CAIRO — An American lawyer imprisoned in the United Arab Emirates since mid-July is expected to be released after his sentence was overturned by an Emirati court, reversing a punishment that raised alarm that he was being targeted for political reasons.
The lawyer, Asim Ghafoor, who lives in Virginia and works in Washington, was detained on July 14 at an airport in Dubai while waiting for a flight to Istanbul, where he was to attend a family wedding. The U.A.E. said at the time that Mr. Ghafoor had been convicted in absentia of tax evasion and money laundering after it opened an investigation into him at the request of the United States, though the State Department said the United States had not asked for his arrest.
As pressure from members of Congress and Muslim advocacy groups in the U.S. mounted on U.A.E. authorities to release him, Mr. Ghafoor appealed his conviction at a hearing in Abu Dhabi, the U.A.E. capital, on Tuesday. His three-year prison sentence was then overturned, though his conviction stands, said Aziza Ansari, one of his cousins.

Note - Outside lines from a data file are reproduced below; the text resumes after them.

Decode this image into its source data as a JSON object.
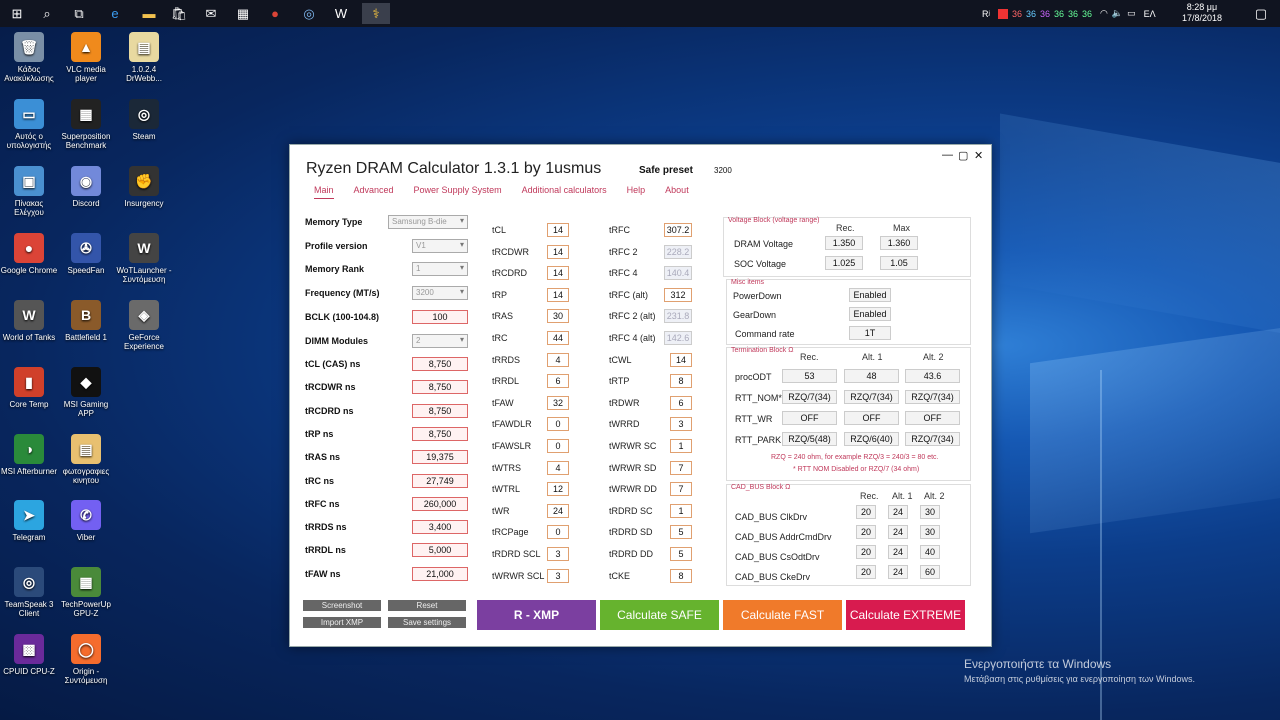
{
  "taskbar": {
    "tray_icons": [
      "Rʲ",
      "36",
      "36",
      "36",
      "36",
      "36",
      "36"
    ],
    "lang": "ΕΛ",
    "time": "8:28 μμ",
    "date": "17/8/2018"
  },
  "desktop": {
    "icons": [
      {
        "label": "Κάδος Ανακύκλωσης",
        "color": "#7a8fa6",
        "glyph": "🗑"
      },
      {
        "label": "VLC media player",
        "color": "#f08a1c",
        "glyph": "▲"
      },
      {
        "label": "1.0.2.4 DrWebb...",
        "color": "#e8d9a0",
        "glyph": "▤"
      },
      {
        "label": "Αυτός ο υπολογιστής",
        "color": "#3b8fd6",
        "glyph": "▭"
      },
      {
        "label": "Superposition Benchmark",
        "color": "#222",
        "glyph": "▦"
      },
      {
        "label": "Steam",
        "color": "#1b2838",
        "glyph": "◎"
      },
      {
        "label": "Πίνακας Ελέγχου",
        "color": "#4a90d0",
        "glyph": "▣"
      },
      {
        "label": "Discord",
        "color": "#7289da",
        "glyph": "◉"
      },
      {
        "label": "Insurgency",
        "color": "#333",
        "glyph": "✊"
      },
      {
        "label": "Google Chrome",
        "color": "#db4437",
        "glyph": "●"
      },
      {
        "label": "SpeedFan",
        "color": "#3355aa",
        "glyph": "✇"
      },
      {
        "label": "WoTLauncher - Συντόμευση",
        "color": "#444",
        "glyph": "W"
      },
      {
        "label": "World of Tanks",
        "color": "#555",
        "glyph": "W"
      },
      {
        "label": "Battlefield 1",
        "color": "#8a5a2a",
        "glyph": "B"
      },
      {
        "label": "GeForce Experience",
        "color": "#6a6a6a",
        "glyph": "◈"
      },
      {
        "label": "Core Temp",
        "color": "#d0402a",
        "glyph": "▮"
      },
      {
        "label": "MSI Gaming APP",
        "color": "#111",
        "glyph": "◆"
      },
      {
        "label": "MSI Afterburner",
        "color": "#2a8a3a",
        "glyph": "◑"
      },
      {
        "label": "φωτογραφιες κινητου",
        "color": "#e8c070",
        "glyph": "▤"
      },
      {
        "label": "Telegram",
        "color": "#2ca5e0",
        "glyph": "➤"
      },
      {
        "label": "Viber",
        "color": "#7360f2",
        "glyph": "✆"
      },
      {
        "label": "TeamSpeak 3 Client",
        "color": "#2b4a7a",
        "glyph": "◎"
      },
      {
        "label": "TechPowerUp GPU-Z",
        "color": "#4a8a3a",
        "glyph": "▦"
      },
      {
        "label": "CPUID CPU-Z",
        "color": "#6a2a9a",
        "glyph": "▩"
      },
      {
        "label": "Origin - Συντόμευση",
        "color": "#f56c2d",
        "glyph": "◯"
      }
    ]
  },
  "watermark": {
    "line1": "Ενεργοποιήστε τα Windows",
    "line2": "Μετάβαση στις ρυθμίσεις για ενεργοποίηση των Windows."
  },
  "window": {
    "title": "Ryzen DRAM Calculator 1.3.1 by 1usmus",
    "preset_label": "Safe preset",
    "preset_value": "3200",
    "tabs": [
      "Main",
      "Advanced",
      "Power Supply System",
      "Additional calculators",
      "Help",
      "About"
    ],
    "settings": [
      {
        "label": "Memory Type",
        "value": "Samsung B-die"
      },
      {
        "label": "Profile version",
        "value": "V1"
      },
      {
        "label": "Memory Rank",
        "value": "1"
      },
      {
        "label": "Frequency (MT/s)",
        "value": "3200"
      }
    ],
    "bclk": {
      "label": "BCLK (100-104.8)",
      "value": "100"
    },
    "dimm": {
      "label": "DIMM Modules",
      "value": "2"
    },
    "ns_timings": [
      {
        "label": "tCL (CAS) ns",
        "value": "8,750"
      },
      {
        "label": "tRCDWR ns",
        "value": "8,750"
      },
      {
        "label": "tRCDRD ns",
        "value": "8,750"
      },
      {
        "label": "tRP ns",
        "value": "8,750"
      },
      {
        "label": "tRAS ns",
        "value": "19,375"
      },
      {
        "label": "tRC ns",
        "value": "27,749"
      },
      {
        "label": "tRFC ns",
        "value": "260,000"
      },
      {
        "label": "tRRDS ns",
        "value": "3,400"
      },
      {
        "label": "tRRDL ns",
        "value": "5,000"
      },
      {
        "label": "tFAW ns",
        "value": "21,000"
      }
    ],
    "timings_col1": [
      {
        "label": "tCL",
        "value": "14"
      },
      {
        "label": "tRCDWR",
        "value": "14"
      },
      {
        "label": "tRCDRD",
        "value": "14"
      },
      {
        "label": "tRP",
        "value": "14"
      },
      {
        "label": "tRAS",
        "value": "30"
      },
      {
        "label": "tRC",
        "value": "44"
      },
      {
        "label": "tRRDS",
        "value": "4"
      },
      {
        "label": "tRRDL",
        "value": "6"
      },
      {
        "label": "tFAW",
        "value": "32"
      },
      {
        "label": "tFAWDLR",
        "value": "0"
      },
      {
        "label": "tFAWSLR",
        "value": "0"
      },
      {
        "label": "tWTRS",
        "value": "4"
      },
      {
        "label": "tWTRL",
        "value": "12"
      },
      {
        "label": "tWR",
        "value": "24"
      },
      {
        "label": "tRCPage",
        "value": "0"
      },
      {
        "label": "tRDRD SCL",
        "value": "3"
      },
      {
        "label": "tWRWR SCL",
        "value": "3"
      }
    ],
    "timings_col2": [
      {
        "label": "tRFC",
        "value": "307.2"
      },
      {
        "label": "tRFC 2",
        "value": "228.2"
      },
      {
        "label": "tRFC 4",
        "value": "140.4"
      },
      {
        "label": "tRFC (alt)",
        "value": "312"
      },
      {
        "label": "tRFC 2 (alt)",
        "value": "231.8"
      },
      {
        "label": "tRFC 4 (alt)",
        "value": "142.6"
      },
      {
        "label": "tCWL",
        "value": "14"
      },
      {
        "label": "tRTP",
        "value": "8"
      },
      {
        "label": "tRDWR",
        "value": "6"
      },
      {
        "label": "tWRRD",
        "value": "3"
      },
      {
        "label": "tWRWR SC",
        "value": "1"
      },
      {
        "label": "tWRWR SD",
        "value": "7"
      },
      {
        "label": "tWRWR DD",
        "value": "7"
      },
      {
        "label": "tRDRD SC",
        "value": "1"
      },
      {
        "label": "tRDRD SD",
        "value": "5"
      },
      {
        "label": "tRDRD DD",
        "value": "5"
      },
      {
        "label": "tCKE",
        "value": "8"
      }
    ],
    "voltage": {
      "title": "Voltage Block (voltage range)",
      "head_rec": "Rec.",
      "head_max": "Max",
      "rows": [
        {
          "label": "DRAM Voltage",
          "rec": "1.350",
          "max": "1.360"
        },
        {
          "label": "SOC Voltage",
          "rec": "1.025",
          "max": "1.05"
        }
      ]
    },
    "misc": {
      "title": "Misc items",
      "rows": [
        {
          "label": "PowerDown",
          "value": "Enabled"
        },
        {
          "label": "GearDown",
          "value": "Enabled"
        },
        {
          "label": "Command rate",
          "value": "1T"
        }
      ]
    },
    "termination": {
      "title": "Termination Block Ω",
      "heads": [
        "Rec.",
        "Alt. 1",
        "Alt. 2"
      ],
      "rows": [
        {
          "label": "procODT",
          "v": [
            "53",
            "48",
            "43.6"
          ]
        },
        {
          "label": "RTT_NOM*",
          "v": [
            "RZQ/7(34)",
            "RZQ/7(34)",
            "RZQ/7(34)"
          ]
        },
        {
          "label": "RTT_WR",
          "v": [
            "OFF",
            "OFF",
            "OFF"
          ]
        },
        {
          "label": "RTT_PARK",
          "v": [
            "RZQ/5(48)",
            "RZQ/6(40)",
            "RZQ/7(34)"
          ]
        }
      ],
      "note1": "RZQ = 240 ohm, for example RZQ/3 = 240/3 = 80 etc.",
      "note2": "* RTT NOM Disabled or RZQ/7 (34 ohm)"
    },
    "cadbus": {
      "title": "CAD_BUS Block Ω",
      "heads": [
        "Rec.",
        "Alt. 1",
        "Alt. 2"
      ],
      "rows": [
        {
          "label": "CAD_BUS ClkDrv",
          "v": [
            "20",
            "24",
            "30"
          ]
        },
        {
          "label": "CAD_BUS AddrCmdDrv",
          "v": [
            "20",
            "24",
            "30"
          ]
        },
        {
          "label": "CAD_BUS CsOdtDrv",
          "v": [
            "20",
            "24",
            "40"
          ]
        },
        {
          "label": "CAD_BUS CkeDrv",
          "v": [
            "20",
            "24",
            "60"
          ]
        }
      ]
    },
    "small_buttons": {
      "screenshot": "Screenshot",
      "reset": "Reset",
      "import_xmp": "Import XMP",
      "save": "Save settings"
    },
    "big_buttons": [
      {
        "label": "R - XMP",
        "color": "#7b3fa0"
      },
      {
        "label": "Calculate SAFE",
        "color": "#66b32e"
      },
      {
        "label": "Calculate FAST",
        "color": "#f07a2a"
      },
      {
        "label": "Calculate EXTREME",
        "color": "#d81b4f"
      }
    ]
  }
}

Mr. Ghafoor still faces a fine of $1.36 million and deportation, according to a statement from Abu Dhabi’s Judicial Department, which said a court had confiscated from Mr. Ghafoor’s account a sum of money he had transferred illegally through the U.A.E.
It is not clear when he will be released.
The son of Indian immigrants, Mr. Ghafoor has for much of his career represented Muslim Americans in civil rights cases, work for which he was surveilled by the U.S. government.
He eventually came to work with Jamal Khashoggi, the Saudi columnist for The Washington Post whose gruesome murder by Saudi agents in 2018 focused world condemnation on Saudi Arabia’s crown prince and de facto leader, Mohammed bin Salman. Mr. Ghafoor worked on Mr. Khashoggi’s immigration case after the Saudi dissident moved to the United States, according to Mr. Ghafoor’s lawyer.
Mr. Ghafoor also helped Mr. Khashoggi found Democracy for the Arab World Now, a Washington-based advocacy group that has criticized the U.A.E. — a close ally of Saudi Arabia — over its record of prosecuting and imprisoning dissidents. Mr. Ghafoor now sits on the group’s board. But the State Department has said there was no indication that his arrest is connected to his work with Mr. Khashoggi.
The U.A.E. has insisted the case was purely about money laundering. In a statement on Monday, the Emirati Embassy in Washington said Emirati authorities had begun investigating Mr. Ghafoor in 2020 after “receiving an official request” for “mutual legal assistance related to an ongoing probe of Mr. Ghafoor by U.S. authorities” from the American Embassy in Abu Dhabi on behalf of American law-enforcement agencies, including the Department of Justice, the Federal Bureau of Investigation and the Internal Revenue Service.
The Department of Justice declined to comment.
The embassy statement said the Emirati investigation had found that Mr. Ghafoor had laundered at least $4.9 million through the Emirati banking system, transferring the money through multiple bank accounts that “he opened with the intent to conceal the origin of the funds from tax authorities.” An unidentified person using Mr. Ghafoor’s bank cards had made dozens of transactions on his accounts through Emirati A.T.M.s, the statement said.
“The case reflects expanded U.A.E. and U.S. legal cooperation to combat transnational financial crimes,” the embassy statement said, noting that President Biden, who met U.A.E. President Mohammed bin Zayed at a summit in Saudi Arabia two days after Mr. Ghafoor’s arrest, had remarked on the country’s efforts to combat financial crimes.
Mr. Ghafoor’s supporters have questioned the Emirati version of events, noting that Emirati authorities never informed him of the case against him, tried and convicted him without his knowledge and presence, and did not give him an opportunity to defend himself before he was sentenced.
Nada Rashwan contributed reporting.